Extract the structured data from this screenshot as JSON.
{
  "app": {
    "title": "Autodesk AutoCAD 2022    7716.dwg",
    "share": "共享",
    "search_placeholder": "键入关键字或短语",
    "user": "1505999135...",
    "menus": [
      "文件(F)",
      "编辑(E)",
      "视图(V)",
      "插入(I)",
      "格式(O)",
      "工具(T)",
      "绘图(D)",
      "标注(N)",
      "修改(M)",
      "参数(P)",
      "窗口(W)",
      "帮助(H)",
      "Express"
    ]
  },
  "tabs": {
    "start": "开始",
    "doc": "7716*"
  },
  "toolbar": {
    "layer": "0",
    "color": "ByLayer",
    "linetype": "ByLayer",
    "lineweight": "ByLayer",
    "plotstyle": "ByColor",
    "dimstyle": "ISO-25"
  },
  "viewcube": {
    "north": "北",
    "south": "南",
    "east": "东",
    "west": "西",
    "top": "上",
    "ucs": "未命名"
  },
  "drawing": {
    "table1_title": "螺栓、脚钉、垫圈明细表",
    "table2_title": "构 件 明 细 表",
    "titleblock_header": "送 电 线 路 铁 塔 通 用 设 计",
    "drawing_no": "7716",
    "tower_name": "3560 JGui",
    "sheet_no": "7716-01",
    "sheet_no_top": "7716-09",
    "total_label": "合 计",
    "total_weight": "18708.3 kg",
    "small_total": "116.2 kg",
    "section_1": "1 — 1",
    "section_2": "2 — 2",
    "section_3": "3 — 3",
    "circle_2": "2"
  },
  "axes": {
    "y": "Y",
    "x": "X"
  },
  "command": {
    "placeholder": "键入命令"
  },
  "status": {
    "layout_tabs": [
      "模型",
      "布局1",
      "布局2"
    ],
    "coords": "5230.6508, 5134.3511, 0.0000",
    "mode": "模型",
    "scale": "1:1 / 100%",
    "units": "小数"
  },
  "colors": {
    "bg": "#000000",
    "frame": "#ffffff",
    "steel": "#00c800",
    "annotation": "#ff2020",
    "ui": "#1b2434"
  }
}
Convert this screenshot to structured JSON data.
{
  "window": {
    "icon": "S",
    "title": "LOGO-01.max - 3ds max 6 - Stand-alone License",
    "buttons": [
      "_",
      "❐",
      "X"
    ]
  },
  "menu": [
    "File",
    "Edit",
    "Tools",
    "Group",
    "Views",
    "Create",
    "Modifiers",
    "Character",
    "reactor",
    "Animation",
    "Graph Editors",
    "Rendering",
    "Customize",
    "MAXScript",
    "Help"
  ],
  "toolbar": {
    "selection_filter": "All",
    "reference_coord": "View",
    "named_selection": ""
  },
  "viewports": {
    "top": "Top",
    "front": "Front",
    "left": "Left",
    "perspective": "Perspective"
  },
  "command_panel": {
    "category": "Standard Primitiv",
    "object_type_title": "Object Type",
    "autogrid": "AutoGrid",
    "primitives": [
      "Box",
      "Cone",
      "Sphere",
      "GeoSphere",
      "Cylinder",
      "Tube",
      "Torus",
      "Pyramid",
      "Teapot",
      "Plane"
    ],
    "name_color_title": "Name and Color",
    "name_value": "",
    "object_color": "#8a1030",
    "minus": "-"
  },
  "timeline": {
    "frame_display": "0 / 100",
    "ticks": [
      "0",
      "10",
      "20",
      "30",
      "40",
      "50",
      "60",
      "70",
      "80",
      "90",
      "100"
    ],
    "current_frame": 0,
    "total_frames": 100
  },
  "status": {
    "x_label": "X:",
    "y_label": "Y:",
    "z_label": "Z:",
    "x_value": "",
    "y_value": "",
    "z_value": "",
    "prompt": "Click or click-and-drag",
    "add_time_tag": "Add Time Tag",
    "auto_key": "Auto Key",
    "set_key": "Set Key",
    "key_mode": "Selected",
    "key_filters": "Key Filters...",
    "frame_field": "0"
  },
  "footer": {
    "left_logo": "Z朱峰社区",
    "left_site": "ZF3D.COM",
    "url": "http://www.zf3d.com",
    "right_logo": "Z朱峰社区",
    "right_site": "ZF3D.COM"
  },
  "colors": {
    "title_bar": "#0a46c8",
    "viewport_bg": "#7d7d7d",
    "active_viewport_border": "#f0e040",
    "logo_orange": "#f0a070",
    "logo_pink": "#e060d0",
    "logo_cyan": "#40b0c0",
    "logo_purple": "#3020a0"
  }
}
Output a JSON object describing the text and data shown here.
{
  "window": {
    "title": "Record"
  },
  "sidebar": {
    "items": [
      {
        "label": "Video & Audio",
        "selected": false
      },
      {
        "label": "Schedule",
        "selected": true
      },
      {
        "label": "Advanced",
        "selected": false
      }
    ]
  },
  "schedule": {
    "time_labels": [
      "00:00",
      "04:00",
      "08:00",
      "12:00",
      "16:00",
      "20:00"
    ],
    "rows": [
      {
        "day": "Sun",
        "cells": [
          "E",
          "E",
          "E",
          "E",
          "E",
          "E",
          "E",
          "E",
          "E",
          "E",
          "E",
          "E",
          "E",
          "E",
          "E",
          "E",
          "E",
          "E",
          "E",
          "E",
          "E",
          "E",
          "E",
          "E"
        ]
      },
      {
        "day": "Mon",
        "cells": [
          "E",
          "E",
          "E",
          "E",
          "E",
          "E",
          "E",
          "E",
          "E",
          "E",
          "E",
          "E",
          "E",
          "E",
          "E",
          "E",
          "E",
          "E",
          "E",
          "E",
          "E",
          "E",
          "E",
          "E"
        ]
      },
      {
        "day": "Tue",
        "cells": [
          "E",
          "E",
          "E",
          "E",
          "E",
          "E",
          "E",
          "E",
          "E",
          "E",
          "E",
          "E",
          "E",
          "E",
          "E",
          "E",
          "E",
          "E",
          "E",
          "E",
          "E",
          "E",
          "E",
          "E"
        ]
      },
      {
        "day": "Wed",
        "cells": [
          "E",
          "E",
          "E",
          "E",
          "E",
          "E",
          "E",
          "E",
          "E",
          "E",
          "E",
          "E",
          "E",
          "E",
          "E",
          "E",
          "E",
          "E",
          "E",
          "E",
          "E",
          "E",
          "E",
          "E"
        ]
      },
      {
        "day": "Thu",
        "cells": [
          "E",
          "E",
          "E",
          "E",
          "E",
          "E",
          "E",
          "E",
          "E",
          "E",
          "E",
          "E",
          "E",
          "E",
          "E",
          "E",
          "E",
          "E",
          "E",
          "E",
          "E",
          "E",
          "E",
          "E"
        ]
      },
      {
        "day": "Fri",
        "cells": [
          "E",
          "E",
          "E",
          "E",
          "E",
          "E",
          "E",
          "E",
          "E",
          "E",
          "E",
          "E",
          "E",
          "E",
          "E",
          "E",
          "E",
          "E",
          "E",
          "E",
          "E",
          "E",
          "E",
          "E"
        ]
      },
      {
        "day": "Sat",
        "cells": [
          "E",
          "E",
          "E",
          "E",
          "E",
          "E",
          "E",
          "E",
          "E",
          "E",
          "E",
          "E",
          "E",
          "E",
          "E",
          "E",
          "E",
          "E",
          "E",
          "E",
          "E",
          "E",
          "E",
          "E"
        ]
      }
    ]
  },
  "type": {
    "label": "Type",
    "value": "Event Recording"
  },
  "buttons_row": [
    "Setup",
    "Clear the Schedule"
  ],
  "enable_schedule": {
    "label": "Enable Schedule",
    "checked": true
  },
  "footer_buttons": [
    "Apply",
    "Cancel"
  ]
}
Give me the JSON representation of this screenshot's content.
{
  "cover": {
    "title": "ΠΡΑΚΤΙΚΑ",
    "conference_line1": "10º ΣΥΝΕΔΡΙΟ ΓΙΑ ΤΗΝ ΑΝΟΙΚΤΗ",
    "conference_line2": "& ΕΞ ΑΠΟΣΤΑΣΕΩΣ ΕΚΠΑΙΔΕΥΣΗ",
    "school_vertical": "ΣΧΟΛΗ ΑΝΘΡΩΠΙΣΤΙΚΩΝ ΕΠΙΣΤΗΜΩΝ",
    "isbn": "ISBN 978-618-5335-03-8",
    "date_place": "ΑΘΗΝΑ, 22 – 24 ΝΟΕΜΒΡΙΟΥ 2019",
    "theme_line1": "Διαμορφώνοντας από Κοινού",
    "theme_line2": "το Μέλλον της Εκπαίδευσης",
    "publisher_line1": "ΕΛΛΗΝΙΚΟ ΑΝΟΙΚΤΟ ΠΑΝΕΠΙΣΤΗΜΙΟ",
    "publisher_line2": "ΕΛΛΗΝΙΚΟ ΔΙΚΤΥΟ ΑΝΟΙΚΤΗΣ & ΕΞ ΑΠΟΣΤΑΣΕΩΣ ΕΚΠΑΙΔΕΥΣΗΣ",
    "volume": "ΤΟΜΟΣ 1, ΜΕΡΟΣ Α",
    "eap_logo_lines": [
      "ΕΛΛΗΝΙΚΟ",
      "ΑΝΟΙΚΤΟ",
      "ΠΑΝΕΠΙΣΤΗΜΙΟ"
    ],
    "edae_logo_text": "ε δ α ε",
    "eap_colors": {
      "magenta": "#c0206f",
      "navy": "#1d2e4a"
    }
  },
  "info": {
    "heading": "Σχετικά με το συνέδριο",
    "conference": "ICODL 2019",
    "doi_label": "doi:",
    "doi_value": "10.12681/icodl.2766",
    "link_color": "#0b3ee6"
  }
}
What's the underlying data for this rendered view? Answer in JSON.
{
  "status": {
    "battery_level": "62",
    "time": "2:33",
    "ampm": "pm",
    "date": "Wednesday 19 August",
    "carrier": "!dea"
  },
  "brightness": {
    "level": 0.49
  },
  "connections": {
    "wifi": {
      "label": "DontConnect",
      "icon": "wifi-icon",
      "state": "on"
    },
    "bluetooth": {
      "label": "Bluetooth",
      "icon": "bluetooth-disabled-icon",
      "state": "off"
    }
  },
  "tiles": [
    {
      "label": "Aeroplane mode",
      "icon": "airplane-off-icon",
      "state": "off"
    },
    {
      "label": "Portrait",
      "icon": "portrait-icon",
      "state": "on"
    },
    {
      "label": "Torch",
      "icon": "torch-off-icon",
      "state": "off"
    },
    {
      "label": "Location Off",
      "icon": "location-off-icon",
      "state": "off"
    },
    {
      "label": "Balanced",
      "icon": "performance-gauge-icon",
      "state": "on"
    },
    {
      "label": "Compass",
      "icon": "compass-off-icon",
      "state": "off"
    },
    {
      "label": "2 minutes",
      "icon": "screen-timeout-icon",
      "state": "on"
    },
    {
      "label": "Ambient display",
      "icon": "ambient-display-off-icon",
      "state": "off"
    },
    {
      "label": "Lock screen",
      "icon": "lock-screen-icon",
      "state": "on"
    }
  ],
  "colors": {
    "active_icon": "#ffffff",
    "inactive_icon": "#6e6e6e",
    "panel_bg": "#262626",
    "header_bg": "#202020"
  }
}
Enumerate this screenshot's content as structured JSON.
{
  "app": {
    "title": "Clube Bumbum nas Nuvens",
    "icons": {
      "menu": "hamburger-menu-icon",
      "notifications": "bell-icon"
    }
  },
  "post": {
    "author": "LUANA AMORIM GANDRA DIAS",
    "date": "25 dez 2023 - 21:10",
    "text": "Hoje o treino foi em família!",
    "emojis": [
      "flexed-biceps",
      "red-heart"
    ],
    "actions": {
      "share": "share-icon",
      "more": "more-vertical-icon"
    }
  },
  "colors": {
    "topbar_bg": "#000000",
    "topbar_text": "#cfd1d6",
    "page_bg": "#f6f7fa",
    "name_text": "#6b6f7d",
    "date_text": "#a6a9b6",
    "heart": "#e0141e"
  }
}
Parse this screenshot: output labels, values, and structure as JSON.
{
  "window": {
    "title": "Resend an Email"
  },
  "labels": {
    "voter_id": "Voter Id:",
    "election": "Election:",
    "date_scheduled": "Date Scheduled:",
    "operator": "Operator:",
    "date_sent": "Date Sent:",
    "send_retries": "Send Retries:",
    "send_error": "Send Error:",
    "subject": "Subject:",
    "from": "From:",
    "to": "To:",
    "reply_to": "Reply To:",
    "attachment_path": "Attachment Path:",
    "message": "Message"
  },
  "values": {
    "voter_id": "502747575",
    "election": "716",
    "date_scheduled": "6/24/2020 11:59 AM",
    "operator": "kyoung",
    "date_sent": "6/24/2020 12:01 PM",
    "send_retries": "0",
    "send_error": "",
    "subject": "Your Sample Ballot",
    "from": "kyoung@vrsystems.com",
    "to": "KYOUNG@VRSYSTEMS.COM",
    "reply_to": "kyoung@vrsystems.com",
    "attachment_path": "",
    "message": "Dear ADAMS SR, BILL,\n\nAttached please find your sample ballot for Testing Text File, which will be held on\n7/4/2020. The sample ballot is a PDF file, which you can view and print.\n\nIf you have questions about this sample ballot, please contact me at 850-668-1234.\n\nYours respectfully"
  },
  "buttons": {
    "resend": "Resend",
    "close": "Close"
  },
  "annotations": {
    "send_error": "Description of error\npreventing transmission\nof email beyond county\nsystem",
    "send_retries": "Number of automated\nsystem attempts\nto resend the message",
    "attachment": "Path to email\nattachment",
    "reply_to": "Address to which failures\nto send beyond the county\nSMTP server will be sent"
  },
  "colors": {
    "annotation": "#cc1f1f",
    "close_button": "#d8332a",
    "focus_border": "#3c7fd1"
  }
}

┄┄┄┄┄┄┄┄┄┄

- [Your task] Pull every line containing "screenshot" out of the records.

- [Task output]
Extract the structured data from this screenshot as JSON.
Convert this screenshot to structured JSON data.
Give me the JSON representation of this screenshot's content.
Enumerate this screenshot's content as structured JSON.
Parse this screenshot: output labels, values, and structure as JSON.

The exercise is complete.